WHAT: Come join us for an evening of ideas as we present, Beyond the Motor City, a new documentary directed by filmmaker Aaron Woolf (INDEPENDENT LENS "King Corn"). This film examines how Detroit, a grim symbol of America's diminished status in the world, may come to represent the future of transportation and progress in America.

WHEN: June 29, doors 5:30 p.m., screening 6:30 p.m.

WHERE: McMenamins Baghdad Theater, 3702 SE Hawthorne

Admission is free. A panel discussion to follow with Aaron Woolf (filmmaker), Bob Hastings (TriMet Architect), and Gil Kelley (Loeb Fellow, Harvard University).
Co-hosted by OTREC (Oregon Transportation Research and Education Consortium) and AWB-OR (Architects Without Borders-Oregon)

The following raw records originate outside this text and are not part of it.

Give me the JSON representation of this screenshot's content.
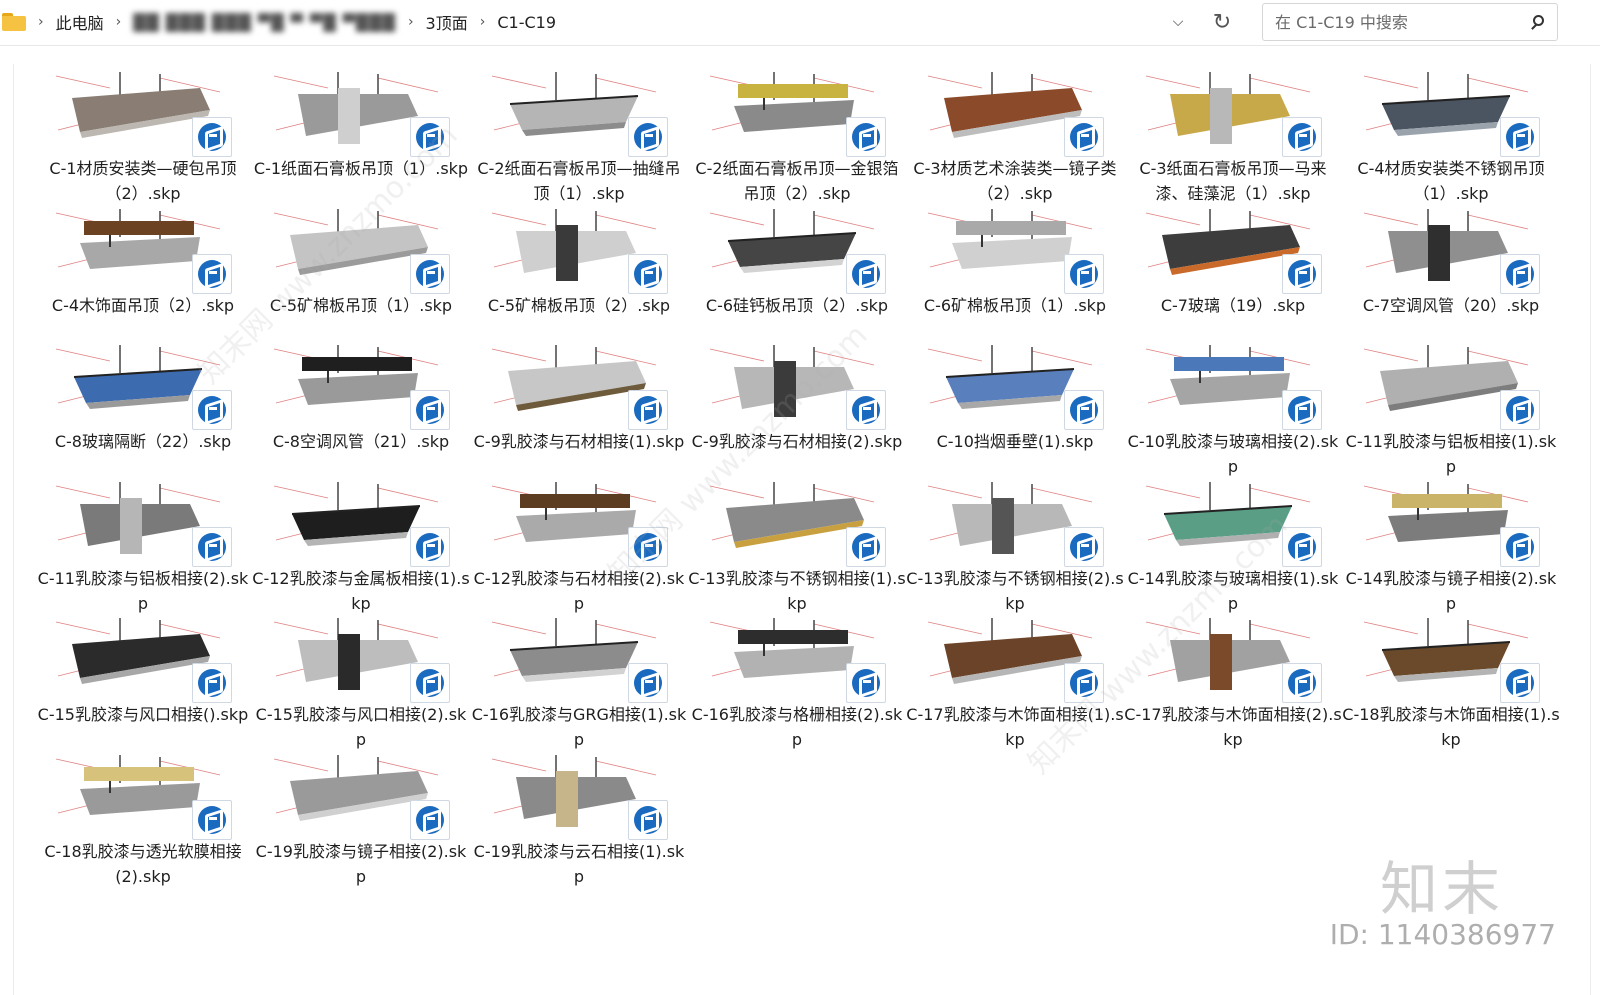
{
  "address_bar": {
    "crumbs": [
      "此电脑",
      "██ ███ ███ ▀█ ▀ ▀█ ▀███",
      "3顶面",
      "C1-C19"
    ],
    "search_placeholder": "在 C1-C19 中搜索"
  },
  "files": [
    {
      "name": "C-1材质安装类—硬包吊顶（2）.skp",
      "palette": [
        "#8a7e74",
        "#bcb7b0"
      ]
    },
    {
      "name": "C-1纸面石膏板吊顶（1）.skp",
      "palette": [
        "#cfcfcf",
        "#9a9a9a"
      ]
    },
    {
      "name": "C-2纸面石膏板吊顶—抽缝吊顶（1）.skp",
      "palette": [
        "#b5b5b5",
        "#8c8c8c"
      ]
    },
    {
      "name": "C-2纸面石膏板吊顶—金银箔吊顶（2）.skp",
      "palette": [
        "#c9b340",
        "#8a8a8a"
      ]
    },
    {
      "name": "C-3材质艺术涂装类—镜子类（2）.skp",
      "palette": [
        "#8b4a2a",
        "#bdbdbd"
      ]
    },
    {
      "name": "C-3纸面石膏板吊顶—马来漆、硅藻泥（1）.skp",
      "palette": [
        "#b8b8b8",
        "#c8a94a"
      ]
    },
    {
      "name": "C-4材质安装类不锈钢吊顶（1）.skp",
      "palette": [
        "#4a5561",
        "#9aa3ac"
      ]
    },
    {
      "name": "C-4木饰面吊顶（2）.skp",
      "palette": [
        "#6b4322",
        "#a8a8a8"
      ]
    },
    {
      "name": "C-5矿棉板吊顶（1）.skp",
      "palette": [
        "#c4c4c4",
        "#9b9b9b"
      ]
    },
    {
      "name": "C-5矿棉板吊顶（2）.skp",
      "palette": [
        "#3a3a3a",
        "#cfcfcf"
      ]
    },
    {
      "name": "C-6硅钙板吊顶（2）.skp",
      "palette": [
        "#454545",
        "#d3d3d3"
      ]
    },
    {
      "name": "C-6矿棉板吊顶（1）.skp",
      "palette": [
        "#a9a9a9",
        "#d0d0d0"
      ]
    },
    {
      "name": "C-7玻璃（19）.skp",
      "palette": [
        "#3d3d3d",
        "#c96a2b"
      ]
    },
    {
      "name": "C-7空调风管（20）.skp",
      "palette": [
        "#2f2f2f",
        "#8f8f8f"
      ]
    },
    {
      "name": "C-8玻璃隔断（22）.skp",
      "palette": [
        "#3d6bb0",
        "#9a9a9a"
      ]
    },
    {
      "name": "C-8空调风管（21）.skp",
      "palette": [
        "#1f1f1f",
        "#9a9a9a"
      ]
    },
    {
      "name": "C-9乳胶漆与石材相接(1).skp",
      "palette": [
        "#c7c7c7",
        "#6e5b3b"
      ]
    },
    {
      "name": "C-9乳胶漆与石材相接(2).skp",
      "palette": [
        "#3b3b3b",
        "#b7b7b7"
      ]
    },
    {
      "name": "C-10挡烟垂壁(1).skp",
      "palette": [
        "#5a7fbd",
        "#a8a8a8"
      ]
    },
    {
      "name": "C-10乳胶漆与玻璃相接(2).skp",
      "palette": [
        "#4a78b9",
        "#a5a5a5"
      ]
    },
    {
      "name": "C-11乳胶漆与铝板相接(1).skp",
      "palette": [
        "#b0b0b0",
        "#7d7d7d"
      ]
    },
    {
      "name": "C-11乳胶漆与铝板相接(2).skp",
      "palette": [
        "#b6b6b6",
        "#7a7a7a"
      ]
    },
    {
      "name": "C-12乳胶漆与金属板相接(1).skp",
      "palette": [
        "#1e1e1e",
        "#b4b4b4"
      ]
    },
    {
      "name": "C-12乳胶漆与石材相接(2).skp",
      "palette": [
        "#5c3d22",
        "#aaaaaa"
      ]
    },
    {
      "name": "C-13乳胶漆与不锈钢相接(1).skp",
      "palette": [
        "#8a8a8a",
        "#c8a040"
      ]
    },
    {
      "name": "C-13乳胶漆与不锈钢相接(2).skp",
      "palette": [
        "#555555",
        "#b8b8b8"
      ]
    },
    {
      "name": "C-14乳胶漆与玻璃相接(1).skp",
      "palette": [
        "#5a9e86",
        "#b0b0b0"
      ]
    },
    {
      "name": "C-14乳胶漆与镜子相接(2).skp",
      "palette": [
        "#c9b46a",
        "#7c7c7c"
      ]
    },
    {
      "name": "C-15乳胶漆与风口相接().skp",
      "palette": [
        "#2b2b2b",
        "#a7a7a7"
      ]
    },
    {
      "name": "C-15乳胶漆与风口相接(2).skp",
      "palette": [
        "#2a2a2a",
        "#bdbdbd"
      ]
    },
    {
      "name": "C-16乳胶漆与GRG相接(1).skp",
      "palette": [
        "#8c8c8c",
        "#d2d2d2"
      ]
    },
    {
      "name": "C-16乳胶漆与格栅相接(2).skp",
      "palette": [
        "#2d2d2d",
        "#b2b2b2"
      ]
    },
    {
      "name": "C-17乳胶漆与木饰面相接(1).skp",
      "palette": [
        "#6b4328",
        "#b6b6b6"
      ]
    },
    {
      "name": "C-17乳胶漆与木饰面相接(2).skp",
      "palette": [
        "#7a4a2a",
        "#a1a1a1"
      ]
    },
    {
      "name": "C-18乳胶漆与木饰面相接(1).skp",
      "palette": [
        "#6a4a2a",
        "#b4b4b4"
      ]
    },
    {
      "name": "C-18乳胶漆与透光软膜相接(2).skp",
      "palette": [
        "#d6c27a",
        "#9a9a9a"
      ]
    },
    {
      "name": "C-19乳胶漆与镜子相接(2).skp",
      "palette": [
        "#9a9a9a",
        "#d0d0d0"
      ]
    },
    {
      "name": "C-19乳胶漆与云石相接(1).skp",
      "palette": [
        "#c6b48a",
        "#8a8a8a"
      ]
    }
  ],
  "watermark": {
    "logo": "知末",
    "id_text": "ID: 1140386977",
    "diagonal": "知末网 www.znzmo.com"
  }
}
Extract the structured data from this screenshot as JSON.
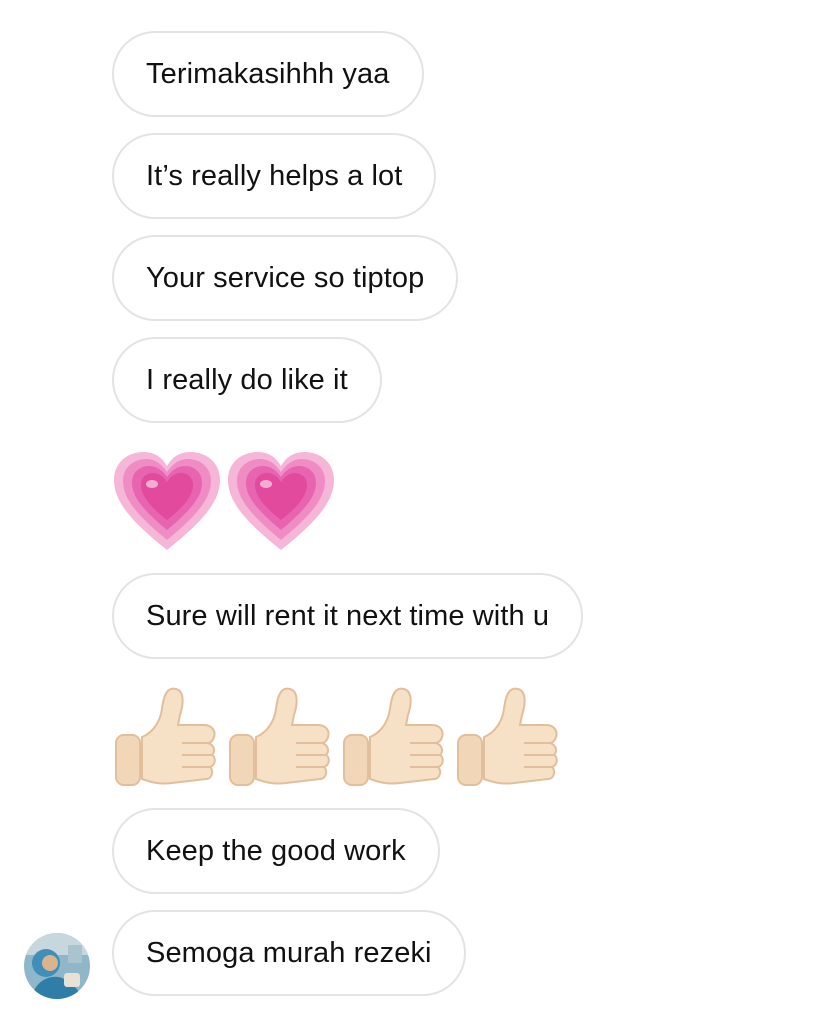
{
  "messages": [
    {
      "type": "text",
      "text": "Terimakasihhh yaa"
    },
    {
      "type": "text",
      "text": "It’s really helps a lot"
    },
    {
      "type": "text",
      "text": "Your service so tiptop"
    },
    {
      "type": "text",
      "text": "I really do like it"
    },
    {
      "type": "emoji",
      "icon": "growing-heart-icon",
      "count": 2
    },
    {
      "type": "text",
      "text": "Sure will rent it next time with u"
    },
    {
      "type": "emoji",
      "icon": "thumbs-up-icon",
      "count": 4
    },
    {
      "type": "text",
      "text": "Keep the good work"
    },
    {
      "type": "text",
      "text": "Semoga murah rezeki"
    }
  ],
  "colors": {
    "bubble_border": "#e3e3e3",
    "text": "#111111",
    "heart_pink": "#e24a9e",
    "thumb_skin": "#f4dcc0"
  }
}
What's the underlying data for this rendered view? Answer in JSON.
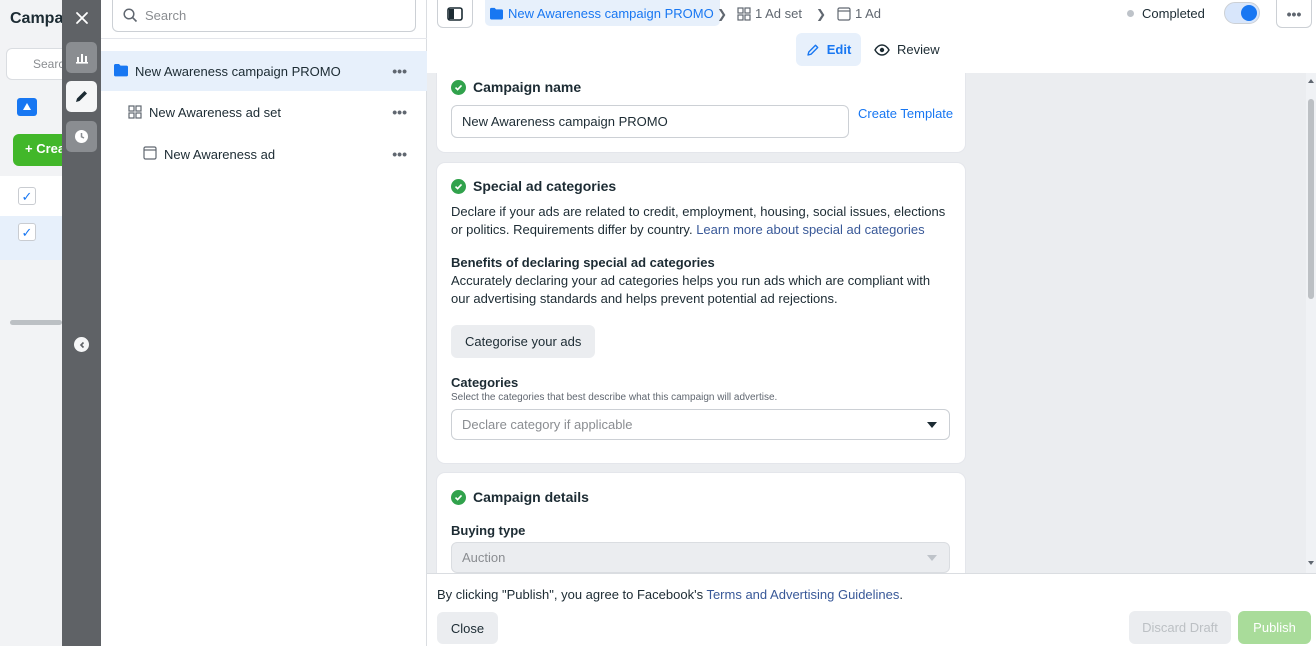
{
  "background": {
    "title": "Campaigns",
    "search_placeholder": "Search",
    "create_label": "+ Create"
  },
  "rail": {
    "icons": [
      "close-icon",
      "chart-icon",
      "pencil-icon",
      "clock-icon",
      "chevron-left-icon"
    ]
  },
  "tree": {
    "search_placeholder": "Search",
    "items": [
      {
        "label": "New Awareness campaign PROMO",
        "icon": "folder-icon",
        "more": "•••"
      },
      {
        "label": "New Awareness ad set",
        "icon": "grid-icon",
        "more": "•••"
      },
      {
        "label": "New Awareness ad",
        "icon": "ad-icon",
        "more": "•••"
      }
    ]
  },
  "topbar": {
    "breadcrumb_campaign": "New Awareness campaign PROMO",
    "breadcrumb_adset": "1 Ad set",
    "breadcrumb_ad": "1 Ad",
    "status": "Completed",
    "toggle_on": true,
    "more": "•••",
    "edit_label": "Edit",
    "review_label": "Review"
  },
  "campaign_name": {
    "title": "Campaign name",
    "value": "New Awareness campaign PROMO",
    "create_template": "Create Template"
  },
  "special_categories": {
    "title": "Special ad categories",
    "description": "Declare if your ads are related to credit, employment, housing, social issues, elections or politics. Requirements differ by country.",
    "learn_more": "Learn more about special ad categories",
    "benefits_title": "Benefits of declaring special ad categories",
    "benefits_text": "Accurately declaring your ad categories helps you run ads which are compliant with our advertising standards and helps prevent potential ad rejections.",
    "categorise_button": "Categorise your ads",
    "categories_label": "Categories",
    "categories_hint": "Select the categories that best describe what this campaign will advertise.",
    "categories_placeholder": "Declare category if applicable"
  },
  "campaign_details": {
    "title": "Campaign details",
    "buying_type_label": "Buying type",
    "buying_type_value": "Auction"
  },
  "footer": {
    "agreement_prefix": "By clicking \"Publish\", you agree to Facebook's ",
    "agreement_link": "Terms and Advertising Guidelines",
    "agreement_suffix": ".",
    "close": "Close",
    "discard": "Discard Draft",
    "publish": "Publish"
  },
  "colors": {
    "accent": "#1877f2",
    "success": "#31a24c",
    "publish_disabled": "#a9dc9a"
  }
}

More about the film: Narrated by BLUEPRINT AMERICA's lead correspondent Miles O'Brien, "Beyond the Motor City" asks whether it's time to fundamentally change the way Detroiters—and by extension all Americans—get around. Detroit is seen as the crucible in which the nation's ability to move toward a modern transportation infrastructure is put to the test. The documentary shows how investments in the past—beginning with the construction of canals in the 18th century—profoundly shaped Detroit's physical layout, population growth and economic development. Before it was dubbed the Motor City, Detroit was home to the nation's most extensive streetcar system. In fact, it was the vast network of streetcars that carried workers to the area's many car factories. And it was the cars made in those factories that would soon displace the streetcars in Detroit - and in every major American city.
 
But over the last 30 years, much of the world has moved on, choosing faster, cleaner, more modern transportation and leaving America behind. Viewers are taken on a journey beyond Detroit's blighted urban landscape to Spain, home to one of the world's most modern and extensive transit systems; to California, where voters recently said yes to America's first high-speed rail system; and to Washington, where Congress will decide whether to finally push America's transportation into the 21st century.